*Records shown*
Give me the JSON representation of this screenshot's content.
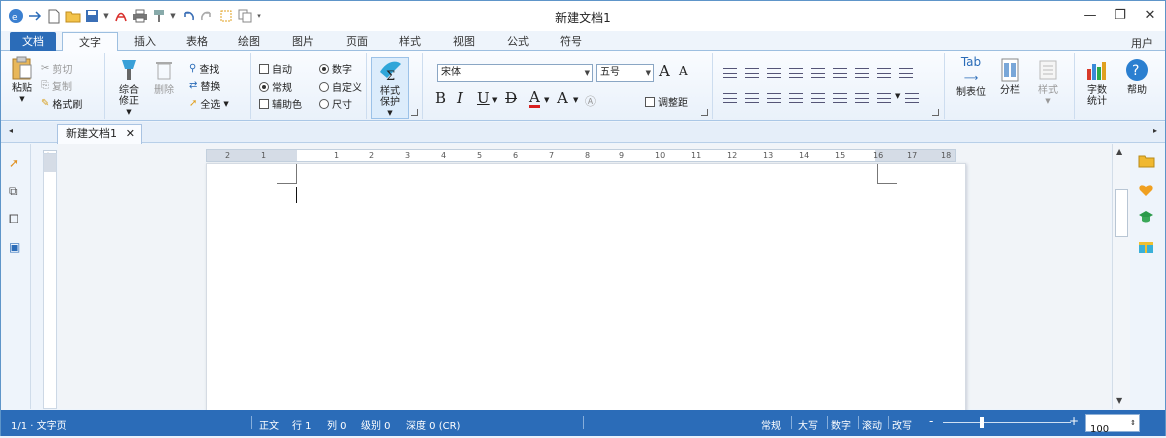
{
  "titlebar": {
    "title": "新建文档1",
    "window_controls": [
      "minimize",
      "maximize",
      "close"
    ]
  },
  "quick_access_icons": [
    "app-logo-icon",
    "new-icon",
    "open-icon",
    "save-icon",
    "pdf-icon",
    "print-icon",
    "format-painter-icon",
    "undo-icon",
    "redo-icon",
    "crop-icon",
    "copy-icon"
  ],
  "tabs": [
    {
      "label": "文档",
      "kind": "file"
    },
    {
      "label": "文字",
      "kind": "active"
    },
    {
      "label": "插入"
    },
    {
      "label": "表格"
    },
    {
      "label": "绘图"
    },
    {
      "label": "图片"
    },
    {
      "label": "页面"
    },
    {
      "label": "样式"
    },
    {
      "label": "视图"
    },
    {
      "label": "公式"
    },
    {
      "label": "符号"
    }
  ],
  "user_label": "用户",
  "ribbon": {
    "paste": "粘贴",
    "cut": "剪切",
    "copy": "复制",
    "format_painter": "格式刷",
    "comprehensive_edit": [
      "综合",
      "修正"
    ],
    "delete": "删除",
    "find": "查找",
    "replace": "替换",
    "select": "全选",
    "auto": "自动",
    "regular": "常规",
    "assist_color": "辅助色",
    "number": "数字",
    "custom": "自定义",
    "size": "尺寸",
    "style_protect": [
      "样式",
      "保护"
    ],
    "font_name": "宋体",
    "font_size": "五号",
    "grow_font": "A",
    "shrink_font": "A",
    "bold": "B",
    "italic": "I",
    "underline": "U",
    "strike": "D",
    "font_color": "A",
    "clear_format": "A",
    "paragraph_spacing": "调整距",
    "tab_stop_top": "Tab",
    "tab_stop": "制表位",
    "columns": "分栏",
    "styles": "样式",
    "word_count": [
      "字数",
      "统计"
    ],
    "help": "帮助"
  },
  "doc_tab": {
    "label": "新建文档1"
  },
  "ruler_numbers": [
    "2",
    "1",
    "1",
    "2",
    "3",
    "4",
    "5",
    "6",
    "7",
    "8",
    "9",
    "10",
    "11",
    "12",
    "13",
    "14",
    "15",
    "16",
    "17",
    "18"
  ],
  "status": {
    "page": "1/1 · 文字页",
    "line_info": "正文",
    "row": "行 1",
    "col": "列 0",
    "level": "级别 0",
    "depth": "深度 0 (CR)",
    "mode": "常规",
    "caps": "大写",
    "num": "数字",
    "scroll": "滚动",
    "overwrite": "改写",
    "zoom": "100"
  },
  "colors": {
    "accent": "#2b6cb8",
    "ribbon_bg": "#fafcff"
  }
}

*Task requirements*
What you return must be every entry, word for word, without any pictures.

*Output of the exercise*
Give me the JSON representation of this screenshot's content.
{
  "titlebar": {
    "title": "新建文档1",
    "window_controls": [
      "minimize",
      "maximize",
      "close"
    ]
  },
  "quick_access_icons": [
    "app-logo-icon",
    "new-icon",
    "open-icon",
    "save-icon",
    "pdf-icon",
    "print-icon",
    "format-painter-icon",
    "undo-icon",
    "redo-icon",
    "crop-icon",
    "copy-icon"
  ],
  "tabs": [
    {
      "label": "文档",
      "kind": "file"
    },
    {
      "label": "文字",
      "kind": "active"
    },
    {
      "label": "插入"
    },
    {
      "label": "表格"
    },
    {
      "label": "绘图"
    },
    {
      "label": "图片"
    },
    {
      "label": "页面"
    },
    {
      "label": "样式"
    },
    {
      "label": "视图"
    },
    {
      "label": "公式"
    },
    {
      "label": "符号"
    }
  ],
  "user_label": "用户",
  "ribbon": {
    "paste": "粘贴",
    "cut": "剪切",
    "copy": "复制",
    "format_painter": "格式刷",
    "comprehensive_edit": [
      "综合",
      "修正"
    ],
    "delete": "删除",
    "find": "查找",
    "replace": "替换",
    "select": "全选",
    "auto": "自动",
    "regular": "常规",
    "assist_color": "辅助色",
    "number": "数字",
    "custom": "自定义",
    "size": "尺寸",
    "style_protect": [
      "样式",
      "保护"
    ],
    "font_name": "宋体",
    "font_size": "五号",
    "grow_font": "A",
    "shrink_font": "A",
    "bold": "B",
    "italic": "I",
    "underline": "U",
    "strike": "D",
    "font_color": "A",
    "clear_format": "A",
    "paragraph_spacing": "调整距",
    "tab_stop_top": "Tab",
    "tab_stop": "制表位",
    "columns": "分栏",
    "styles": "样式",
    "word_count": [
      "字数",
      "统计"
    ],
    "help": "帮助"
  },
  "doc_tab": {
    "label": "新建文档1"
  },
  "ruler_numbers": [
    "2",
    "1",
    "1",
    "2",
    "3",
    "4",
    "5",
    "6",
    "7",
    "8",
    "9",
    "10",
    "11",
    "12",
    "13",
    "14",
    "15",
    "16",
    "17",
    "18"
  ],
  "status": {
    "page": "1/1 · 文字页",
    "line_info": "正文",
    "row": "行 1",
    "col": "列 0",
    "level": "级别 0",
    "depth": "深度 0 (CR)",
    "mode": "常规",
    "caps": "大写",
    "num": "数字",
    "scroll": "滚动",
    "overwrite": "改写",
    "zoom": "100"
  },
  "colors": {
    "accent": "#2b6cb8",
    "ribbon_bg": "#fafcff"
  }
}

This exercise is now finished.